Let's talk about UCI and the Division of Continuing Education for a minute. The Division of Continuing Education is separate from the main campus, which offers baccalaureate degrees and advanced degrees. Continuing Education typically offers certificates and programs for working adults. Students on main campus can take classes at the Division of Continuing Education, but it is not the same as taking classes in a degree program. The Division of Continuing Education often enrolls anyone who is willing to pay for a course, and these courses are not taught by full-time faculty.

Now that we have established that Continuing Education is different from taking courses by UCI faculty. Sabio has been successfully providing software engineering education through coding bootcamps for three years and uses full-time instructors who average about a decade of professional experience as software engineers. UCI is just getting into this space, and it's partnering with Trilogy Education Services, an outfit that is known for setting up bootcamps that colleges and universities can brand with their own name. According to UCI, the instructors that it uses have at least five years of experience.

Class Size

Sabio caps cohort size at 10 so students receive a lot of individualized instruction. UCI's Coding Bootcamp caps its cohorts at 25 students. Therefore, UCI Coding Bootcamp students will have to compete with their classmates for instructor attention.

Professional Support

UCI Coding Bootcamp is saying that it is offering professional development and helps with resume writing and job placement, but because it is a new program, we don't know what the program's job placement rate is.

Sabio is committed to providing five years of professional development for its fellows and invites them back for continued training at no additional cost, encourages participating in hackathons, and the instructors are accessible even after graduation for consistent one-on-one mentorship. Sabio's co-founders are committed to helping their graduates reach a salary of at least $100,000. UCI Coding Bootcamp doesn't make that commitment or claim. And Sabio has a 90%+ job placement rate in the field.

Professional Development: Sabio Fellows Attended an iOS Development Workshop Last Weekend

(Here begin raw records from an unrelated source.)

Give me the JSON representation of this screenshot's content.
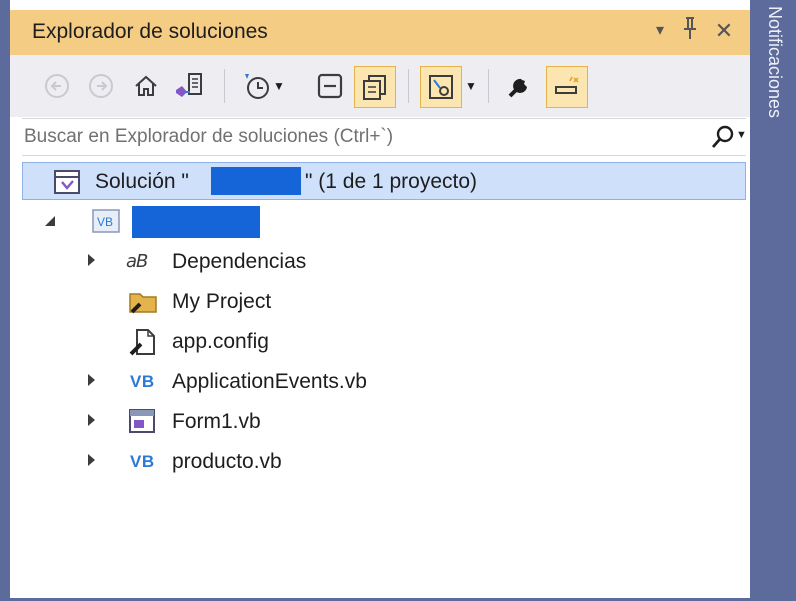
{
  "window": {
    "title": "Explorador de soluciones",
    "title_buttons": [
      "▾",
      "ᵢ",
      "✕"
    ]
  },
  "toolbar": {
    "items": [
      "back-icon",
      "forward-icon",
      "home-icon",
      "switch-views-icon",
      "pending-changes-filter-icon",
      "collapse-all-icon",
      "show-all-files-icon",
      "preview-selected-icon",
      "properties-icon",
      "sync-active-document-icon"
    ]
  },
  "search": {
    "placeholder": "Buscar en Explorador de soluciones (Ctrl+`)"
  },
  "solution": {
    "prefix": "Solución \"",
    "suffix": "\" (1 de 1 proyecto)"
  },
  "tree": {
    "items": [
      {
        "label": "Dependencias",
        "icon": "dependencies-icon"
      },
      {
        "label": "My Project",
        "icon": "my-project-icon"
      },
      {
        "label": "app.config",
        "icon": "config-file-icon"
      },
      {
        "label": "ApplicationEvents.vb",
        "icon": "vb-file-icon"
      },
      {
        "label": "Form1.vb",
        "icon": "form-file-icon"
      },
      {
        "label": "producto.vb",
        "icon": "vb-file-icon"
      }
    ],
    "vb_label": "VB",
    "project_icon_label": "VB"
  },
  "notifications": {
    "label": "Notificaciones"
  },
  "colors": {
    "title_bar": "#f5cc84",
    "selection": "#cfe0fb",
    "redaction": "#1565d8",
    "side_strip": "#5c6b9c"
  }
}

- January 11, 2017 No Comments
This past Saturday four Sabio fellows attended a workshop that was organized by Apple. This workshop was a private lab hosted by Apple to promote its latest programming language, Swift. Workshops like this are part of the professional development that Sabio likes to plug their fellows into because the learning doesn't stop after bootcamp graduation.
Jazmine, a Sabio fellow, was one of the fellows who attended the iOS workshop.

"I learned how to make iOS apps using Swift. I had no prior experience with this language or the software. But it was easy to pick up! The syntax was slightly different than what we already know from Sabio pre-work, and the Xcode program was very user friendly. At Sabio, you're constantly being pushed to learn, and it was refreshing to experience that hard work paying off. I saw how other attendees were struggling, and I remembered that was me not too long ago. I realized that I gained not only applicable skills but a foundation to pick up other technologies," Jazmine said.

Max, another Sabio fellow, who attended the workshop also felt that his Sabio training helped him in Saturday's workshop.

"Sabio's training equipped me to understand and retain the information given. I was able to pick up on the lesson quickly and experiment on my own," Max said.

The commitment at Sabio extends well beyond bootcamp, and Gregorio and the instructional team are always looking for new opportunities for Sabio fellows to expand their knowledge.